By considering living systems as information processing systems, we can formulate questions concerning “emergent” systems-level behaviors that include cellular decision making, maintenance of homeostasis and robustness, sensitivity to diverse yet specific types of information in the presence of environmental variability, and coordination of complex macroscopic behavior. I will discuss approaches rooted in algorithmic information theory for relating structure of complex systems to their dynamics. Elements of dynamical systems theory, such as phase transitions, interpreted through the lens of information dynamics can be used to study how living systems optimally bind past discriminations to future actions. I will also discuss the information storage capacity embedded in the state space of complex dynamical systems and the conditions under which the system’s memory is maximized. These approaches can be used to examine specific biological systems through new biological observables derived from experimental measurement data. I will also describe a framework based on time-frequency representations for analyzing the trade-offs between stability and responsiveness of nonlinear dynamical systems and discuss its application to several models of molecular networks.
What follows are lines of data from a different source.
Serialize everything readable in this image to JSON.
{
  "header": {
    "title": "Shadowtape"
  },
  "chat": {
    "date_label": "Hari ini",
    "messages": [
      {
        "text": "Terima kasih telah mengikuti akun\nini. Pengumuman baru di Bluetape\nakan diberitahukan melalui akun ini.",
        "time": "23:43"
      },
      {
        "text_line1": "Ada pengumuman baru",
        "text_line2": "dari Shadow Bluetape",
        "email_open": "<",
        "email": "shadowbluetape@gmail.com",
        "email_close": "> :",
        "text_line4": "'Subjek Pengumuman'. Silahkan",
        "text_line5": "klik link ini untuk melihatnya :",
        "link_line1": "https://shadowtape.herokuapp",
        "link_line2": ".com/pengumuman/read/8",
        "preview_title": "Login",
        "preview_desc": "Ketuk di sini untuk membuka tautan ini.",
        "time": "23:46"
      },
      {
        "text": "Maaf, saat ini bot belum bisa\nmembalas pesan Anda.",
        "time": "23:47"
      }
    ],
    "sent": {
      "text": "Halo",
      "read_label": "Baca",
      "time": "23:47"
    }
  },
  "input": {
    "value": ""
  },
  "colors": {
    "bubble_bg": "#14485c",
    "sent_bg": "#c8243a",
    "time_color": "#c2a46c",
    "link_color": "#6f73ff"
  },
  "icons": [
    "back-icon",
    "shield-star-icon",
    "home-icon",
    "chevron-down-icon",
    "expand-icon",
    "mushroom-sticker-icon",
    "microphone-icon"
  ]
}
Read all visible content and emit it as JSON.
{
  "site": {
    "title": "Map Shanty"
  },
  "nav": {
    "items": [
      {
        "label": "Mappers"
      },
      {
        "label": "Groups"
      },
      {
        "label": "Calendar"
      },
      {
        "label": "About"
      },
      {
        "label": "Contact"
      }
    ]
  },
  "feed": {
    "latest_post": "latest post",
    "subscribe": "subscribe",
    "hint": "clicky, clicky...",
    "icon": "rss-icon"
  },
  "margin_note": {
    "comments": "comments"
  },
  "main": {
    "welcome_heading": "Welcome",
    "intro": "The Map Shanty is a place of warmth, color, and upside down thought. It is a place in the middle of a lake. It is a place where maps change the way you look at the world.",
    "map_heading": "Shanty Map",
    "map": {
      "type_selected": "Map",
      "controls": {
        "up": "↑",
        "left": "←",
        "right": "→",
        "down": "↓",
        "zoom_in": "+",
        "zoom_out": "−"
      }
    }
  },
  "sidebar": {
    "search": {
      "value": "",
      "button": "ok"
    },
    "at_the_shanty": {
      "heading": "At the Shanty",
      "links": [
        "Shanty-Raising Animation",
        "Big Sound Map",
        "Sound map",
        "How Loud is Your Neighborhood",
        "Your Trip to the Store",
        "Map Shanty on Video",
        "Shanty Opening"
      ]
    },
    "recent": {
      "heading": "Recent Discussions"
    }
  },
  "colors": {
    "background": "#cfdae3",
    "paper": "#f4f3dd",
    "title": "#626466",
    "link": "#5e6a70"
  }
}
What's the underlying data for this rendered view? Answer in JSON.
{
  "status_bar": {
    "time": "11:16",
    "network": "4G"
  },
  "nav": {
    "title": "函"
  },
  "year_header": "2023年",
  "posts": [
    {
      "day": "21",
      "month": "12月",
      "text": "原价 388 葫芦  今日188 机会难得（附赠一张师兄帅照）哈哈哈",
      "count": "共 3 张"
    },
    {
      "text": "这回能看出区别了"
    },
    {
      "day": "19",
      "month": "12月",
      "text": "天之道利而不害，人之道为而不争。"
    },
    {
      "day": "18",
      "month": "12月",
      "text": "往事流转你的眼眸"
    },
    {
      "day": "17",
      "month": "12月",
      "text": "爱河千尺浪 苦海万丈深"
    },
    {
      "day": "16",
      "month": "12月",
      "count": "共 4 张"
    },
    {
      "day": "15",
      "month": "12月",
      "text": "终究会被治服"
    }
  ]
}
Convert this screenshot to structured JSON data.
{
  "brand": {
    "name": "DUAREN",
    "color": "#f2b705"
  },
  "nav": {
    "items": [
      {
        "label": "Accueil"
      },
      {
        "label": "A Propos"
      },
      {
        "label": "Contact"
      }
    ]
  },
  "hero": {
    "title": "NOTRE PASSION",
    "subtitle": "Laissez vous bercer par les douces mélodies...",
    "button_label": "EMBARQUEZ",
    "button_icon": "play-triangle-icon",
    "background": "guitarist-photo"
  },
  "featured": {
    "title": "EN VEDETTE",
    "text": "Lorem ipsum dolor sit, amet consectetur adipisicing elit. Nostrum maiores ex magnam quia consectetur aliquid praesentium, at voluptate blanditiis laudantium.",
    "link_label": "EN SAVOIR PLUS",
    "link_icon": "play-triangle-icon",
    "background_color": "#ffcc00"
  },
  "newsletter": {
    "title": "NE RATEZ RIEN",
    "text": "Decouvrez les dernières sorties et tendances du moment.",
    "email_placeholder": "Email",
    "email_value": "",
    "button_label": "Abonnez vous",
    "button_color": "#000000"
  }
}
Ilya Shmulevich received his Ph.D. in Electrical and Computer Engineering from Purdue University, West Lafayette, IN, in 1997. From 1997-1998, he was a postdoctoral researcher at the Nijmegen Institute for Cognition and Information at the University of Nijmegen and National Research Institute for Mathematics and Computer Science at the University of Amsterdam in The Netherlands, where he studied computational models of music perception and recognition. In 1998-2000, he worked as a senior researcher at the Tampere International Center for Signal Processing at the Signal Processing Laboratory in Tampere University of Technology, Tampere, Finland. From 2001-2005, he was an Assistant Professor at the Cancer Genomics Laboratory in the Department of Pathology at The University of Texas M. D. Anderson Cancer Center and an Adjunct Professor in the Department of Statistics in Rice University. Presently, he is a Professor at The Institute for Systems Biology, where he has directed a Genome Data Analysis Center as part of The Cancer Genome Atlas (TCGA) project. He is an Affiliate Professor in the Departments of Bioengineering and Electrical Engineering at the University of Washington, Department of Signal Processing in Tampere University of Technology, Finland, and Department of Electronic and Electrical Engineering in Strathclyde University, Glasgow, UK. His current main research area is multiscale modeling for cancer therapy.